YOUR OBJECTIVE - Without any images, output the records below verbatim.
• • • • • • •
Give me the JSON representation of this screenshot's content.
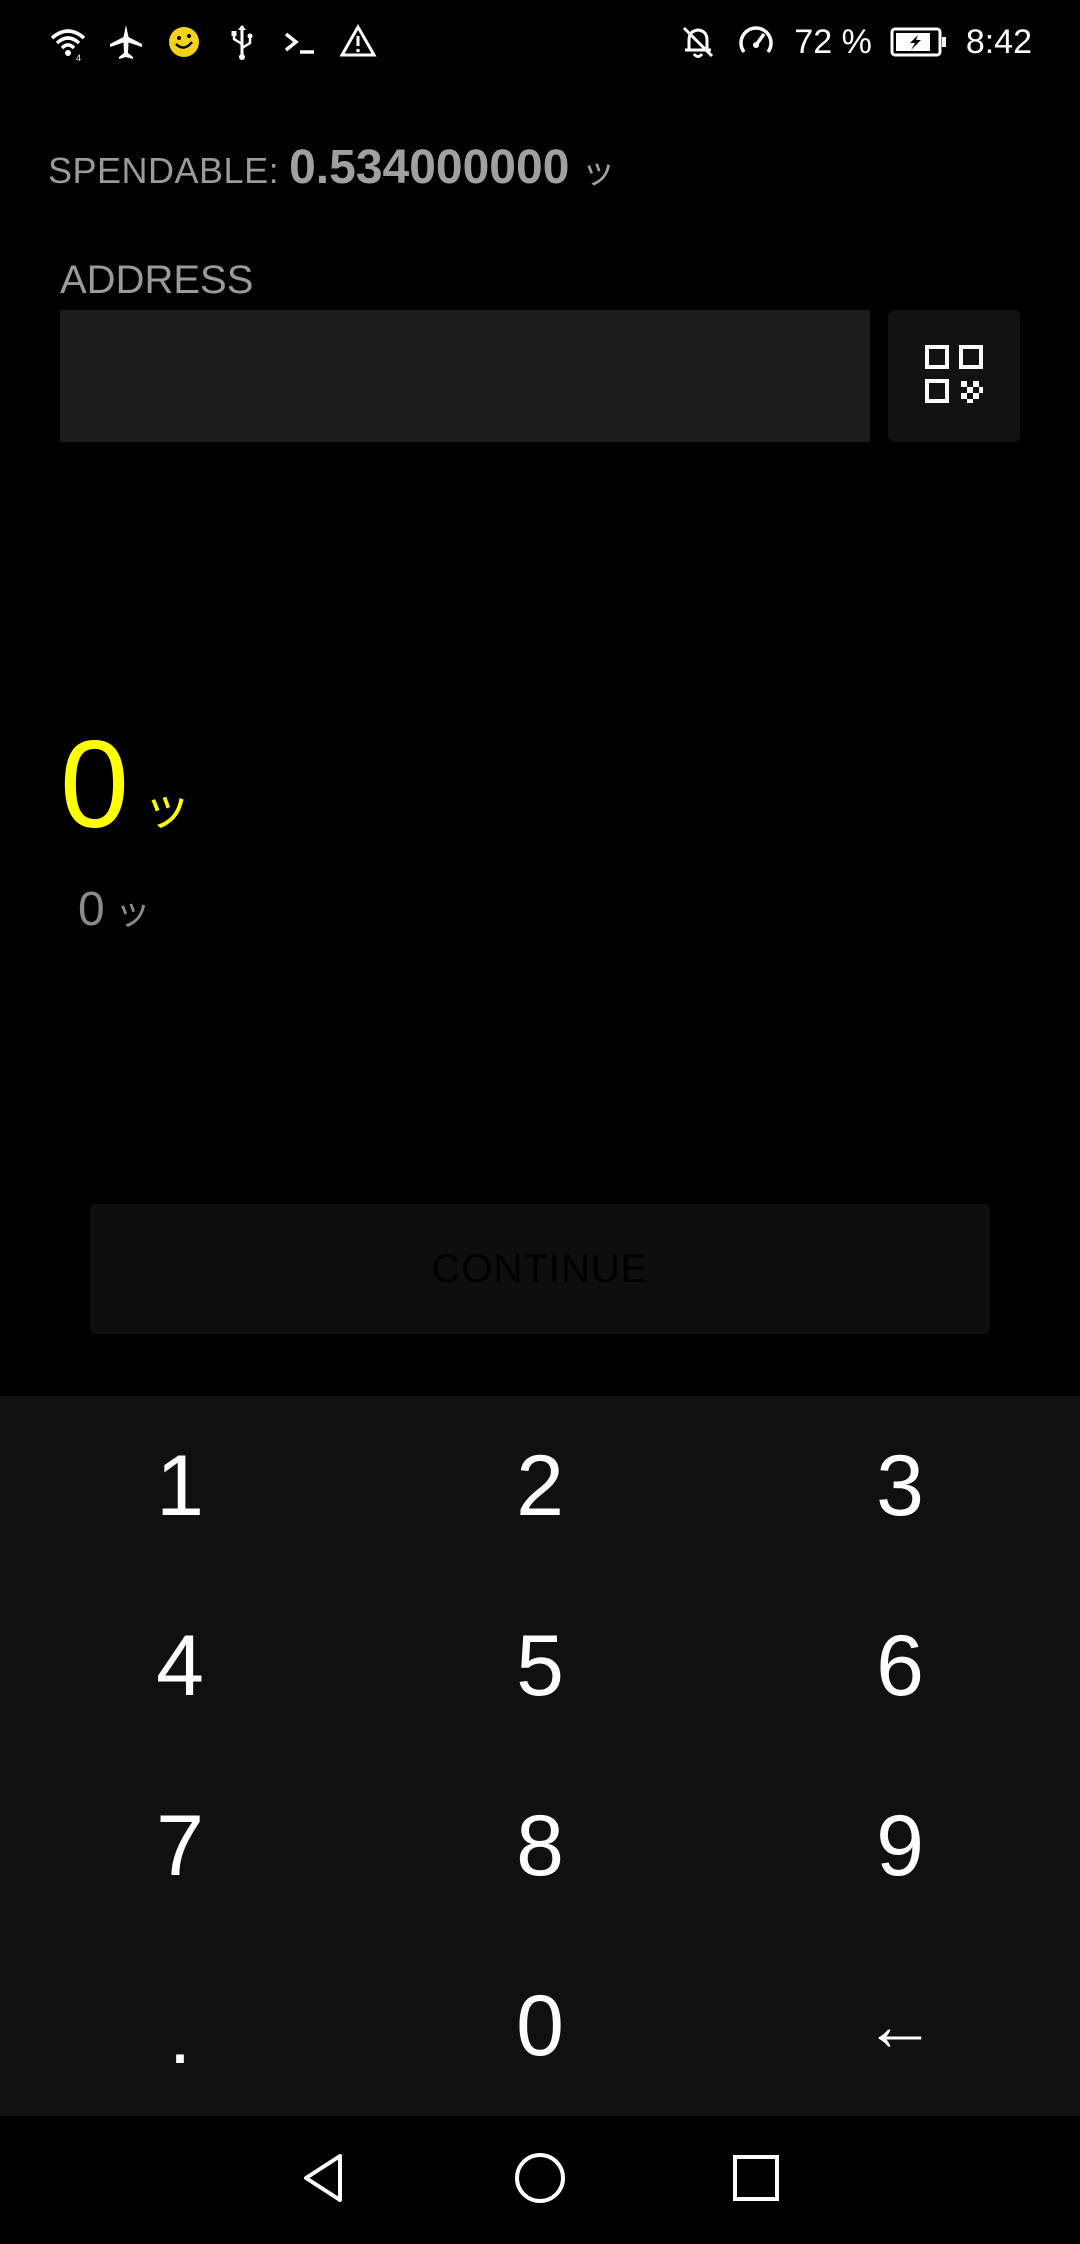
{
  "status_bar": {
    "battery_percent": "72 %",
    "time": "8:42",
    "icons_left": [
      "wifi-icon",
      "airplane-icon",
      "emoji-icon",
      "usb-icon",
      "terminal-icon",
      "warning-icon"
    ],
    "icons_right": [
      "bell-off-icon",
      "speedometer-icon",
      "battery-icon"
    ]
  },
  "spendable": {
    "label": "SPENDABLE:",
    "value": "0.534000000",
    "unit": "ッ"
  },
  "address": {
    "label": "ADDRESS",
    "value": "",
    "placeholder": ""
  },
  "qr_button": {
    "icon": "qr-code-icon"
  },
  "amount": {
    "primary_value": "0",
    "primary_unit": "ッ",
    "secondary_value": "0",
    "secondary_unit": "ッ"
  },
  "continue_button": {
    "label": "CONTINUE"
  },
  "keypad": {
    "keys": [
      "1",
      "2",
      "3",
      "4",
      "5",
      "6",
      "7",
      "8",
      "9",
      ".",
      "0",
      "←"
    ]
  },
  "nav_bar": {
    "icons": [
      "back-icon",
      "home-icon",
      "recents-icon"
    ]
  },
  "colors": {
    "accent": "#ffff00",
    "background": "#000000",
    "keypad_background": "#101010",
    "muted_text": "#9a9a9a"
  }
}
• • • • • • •
SOLUTION FOR THIS EXERCISE -
Give me the JSON representation of this screenshot's content.
{
  "status_bar": {
    "battery_percent": "72 %",
    "time": "8:42",
    "icons_left": [
      "wifi-icon",
      "airplane-icon",
      "emoji-icon",
      "usb-icon",
      "terminal-icon",
      "warning-icon"
    ],
    "icons_right": [
      "bell-off-icon",
      "speedometer-icon",
      "battery-icon"
    ]
  },
  "spendable": {
    "label": "SPENDABLE:",
    "value": "0.534000000",
    "unit": "ッ"
  },
  "address": {
    "label": "ADDRESS",
    "value": "",
    "placeholder": ""
  },
  "qr_button": {
    "icon": "qr-code-icon"
  },
  "amount": {
    "primary_value": "0",
    "primary_unit": "ッ",
    "secondary_value": "0",
    "secondary_unit": "ッ"
  },
  "continue_button": {
    "label": "CONTINUE"
  },
  "keypad": {
    "keys": [
      "1",
      "2",
      "3",
      "4",
      "5",
      "6",
      "7",
      "8",
      "9",
      ".",
      "0",
      "←"
    ]
  },
  "nav_bar": {
    "icons": [
      "back-icon",
      "home-icon",
      "recents-icon"
    ]
  },
  "colors": {
    "accent": "#ffff00",
    "background": "#000000",
    "keypad_background": "#101010",
    "muted_text": "#9a9a9a"
  }
}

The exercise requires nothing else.